Tania Roa, Digital Communications and Internships Manager for Bio4Climate
In “Mini-Forest Revolution,” Hannah Lewis outlines a replicable, evidently successful urban afforestation method. She not only makes it easy for us readers to understand the Miyawaki Method, she gives us the knowledge and tools to plant our own mini-forests. This book does three things: bring awareness to the connections between climate change and biodiversity loss, emphasize nature’s solutions to these intertwined crises, and give us a call to action – all in 205 pages.
The idea of planting a small forest may seem counterintuitive. You might be thinking, “Don’t we need larger forests? How can a mini forest tackle global warming and biodiversity loss on a large scale?” These are valid questions.
When we think of the climate crisis, we think of a global phenomenon, and that leads us to think we need to invest in cross-continental solutions. But what if we thought global and acted local? We would still be aiming to address the issues that affect people across the globe, but we would be doing it in a way that allows us to start anywhere, anytime. You most likely don’t have the resources and connections to begin a project that reaches dozens of countries at once, but you do have the means to create a positive impact right in your own neighborhood. That may not make a difference to someone living oceans away, but it will change the lives of the people, wildlife, and soil microorganisms around you.

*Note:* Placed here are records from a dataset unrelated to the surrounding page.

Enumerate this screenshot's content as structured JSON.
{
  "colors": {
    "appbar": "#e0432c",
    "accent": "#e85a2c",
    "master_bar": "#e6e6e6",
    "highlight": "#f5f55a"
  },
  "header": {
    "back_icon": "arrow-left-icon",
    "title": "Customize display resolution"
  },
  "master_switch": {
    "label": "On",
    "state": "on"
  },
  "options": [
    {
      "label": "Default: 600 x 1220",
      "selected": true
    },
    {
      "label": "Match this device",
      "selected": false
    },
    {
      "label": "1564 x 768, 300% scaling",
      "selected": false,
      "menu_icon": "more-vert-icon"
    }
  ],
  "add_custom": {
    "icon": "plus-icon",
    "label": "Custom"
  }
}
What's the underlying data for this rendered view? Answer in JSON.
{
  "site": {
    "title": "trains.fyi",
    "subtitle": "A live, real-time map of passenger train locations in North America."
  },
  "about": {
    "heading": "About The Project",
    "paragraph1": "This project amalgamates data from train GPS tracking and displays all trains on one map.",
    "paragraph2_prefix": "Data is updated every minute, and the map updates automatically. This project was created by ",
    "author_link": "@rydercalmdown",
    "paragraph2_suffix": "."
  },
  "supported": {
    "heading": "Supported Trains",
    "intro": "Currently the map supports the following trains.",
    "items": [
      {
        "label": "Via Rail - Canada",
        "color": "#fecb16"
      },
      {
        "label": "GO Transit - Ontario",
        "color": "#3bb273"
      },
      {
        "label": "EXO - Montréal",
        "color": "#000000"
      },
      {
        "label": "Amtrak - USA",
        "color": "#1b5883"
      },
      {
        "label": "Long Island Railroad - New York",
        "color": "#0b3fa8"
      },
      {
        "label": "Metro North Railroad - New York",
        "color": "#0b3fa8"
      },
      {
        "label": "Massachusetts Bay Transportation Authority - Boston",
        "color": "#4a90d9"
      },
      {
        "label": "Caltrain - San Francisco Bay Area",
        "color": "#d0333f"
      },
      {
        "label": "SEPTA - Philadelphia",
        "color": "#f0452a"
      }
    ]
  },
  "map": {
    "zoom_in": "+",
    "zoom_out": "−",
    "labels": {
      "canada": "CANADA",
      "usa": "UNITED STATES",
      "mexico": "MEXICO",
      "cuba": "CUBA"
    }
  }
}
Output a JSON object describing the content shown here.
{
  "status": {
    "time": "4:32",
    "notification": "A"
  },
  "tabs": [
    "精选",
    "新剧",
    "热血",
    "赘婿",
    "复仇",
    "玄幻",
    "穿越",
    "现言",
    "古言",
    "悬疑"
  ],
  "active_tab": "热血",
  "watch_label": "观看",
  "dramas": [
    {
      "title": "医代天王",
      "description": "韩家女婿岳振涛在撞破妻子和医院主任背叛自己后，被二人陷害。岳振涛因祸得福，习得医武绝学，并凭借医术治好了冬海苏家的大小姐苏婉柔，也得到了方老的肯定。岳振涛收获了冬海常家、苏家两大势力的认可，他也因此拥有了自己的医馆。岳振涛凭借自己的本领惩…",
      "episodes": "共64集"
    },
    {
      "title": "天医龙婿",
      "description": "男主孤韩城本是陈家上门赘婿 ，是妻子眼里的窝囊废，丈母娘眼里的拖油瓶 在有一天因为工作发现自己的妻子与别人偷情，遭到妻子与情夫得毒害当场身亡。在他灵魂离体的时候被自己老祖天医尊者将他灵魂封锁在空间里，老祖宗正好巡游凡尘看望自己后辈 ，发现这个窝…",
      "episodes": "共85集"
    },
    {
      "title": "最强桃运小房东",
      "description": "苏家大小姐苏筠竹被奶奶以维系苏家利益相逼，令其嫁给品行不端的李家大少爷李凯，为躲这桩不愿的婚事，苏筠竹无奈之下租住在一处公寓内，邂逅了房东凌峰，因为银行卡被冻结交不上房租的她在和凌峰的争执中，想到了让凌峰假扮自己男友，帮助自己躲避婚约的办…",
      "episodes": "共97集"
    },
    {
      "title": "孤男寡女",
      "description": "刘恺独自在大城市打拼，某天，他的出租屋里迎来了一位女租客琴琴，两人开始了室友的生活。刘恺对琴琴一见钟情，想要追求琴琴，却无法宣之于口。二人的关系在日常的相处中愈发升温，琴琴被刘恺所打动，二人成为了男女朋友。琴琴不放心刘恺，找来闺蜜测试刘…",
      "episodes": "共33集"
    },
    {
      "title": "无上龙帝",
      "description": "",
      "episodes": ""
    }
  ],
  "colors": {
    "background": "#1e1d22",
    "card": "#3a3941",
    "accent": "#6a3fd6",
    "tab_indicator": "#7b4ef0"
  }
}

Hannah also points out that in just a few years, the number of Miyawaki forests around the world has expanded more than Dr. Miyawaki himself could have predicted. One man, with a dedication to leaving the world better than he found it, came up with an idea that transformed how we think about ecosystems in urban settings. If there was ever proof that the actions of one person can influence the actions of another, even for those who never had the honor of meeting him, it’s in the life of Akira Miyawaki.
For me, the most important aspect of the Miyawaki Method is the community-led mindset. Planting Miyawaki forests is not meant to be done by one person. This model is designed to incorporate as many people in the vicinity as possible. It’s meant to be shared, and with that the benefits of the forest are replicated. By involving local communities, you inevitably spread the message of nature’s climate solutions, the benefits of biodiversity, and the fact that humans are inextricably linked to other species. Embedded in this method is education, inspiration, and ultimately positive action.
So if you ever feel like the climate action you’re taking is not enough, just remember what a wise person once said: a small act is not so small if millions of people are doing it. Every revolution needs to start somewhere. Every revolution needs masses of people to get informed, join, and take a leap of faith. The mini-forest revolution is underway – will you be a part of it?
To learn more about the Miyawaki Method and Hannah’s book “Mini-Forest Revolution,” click below to watch the interview I hosted, and get ready to be inspired!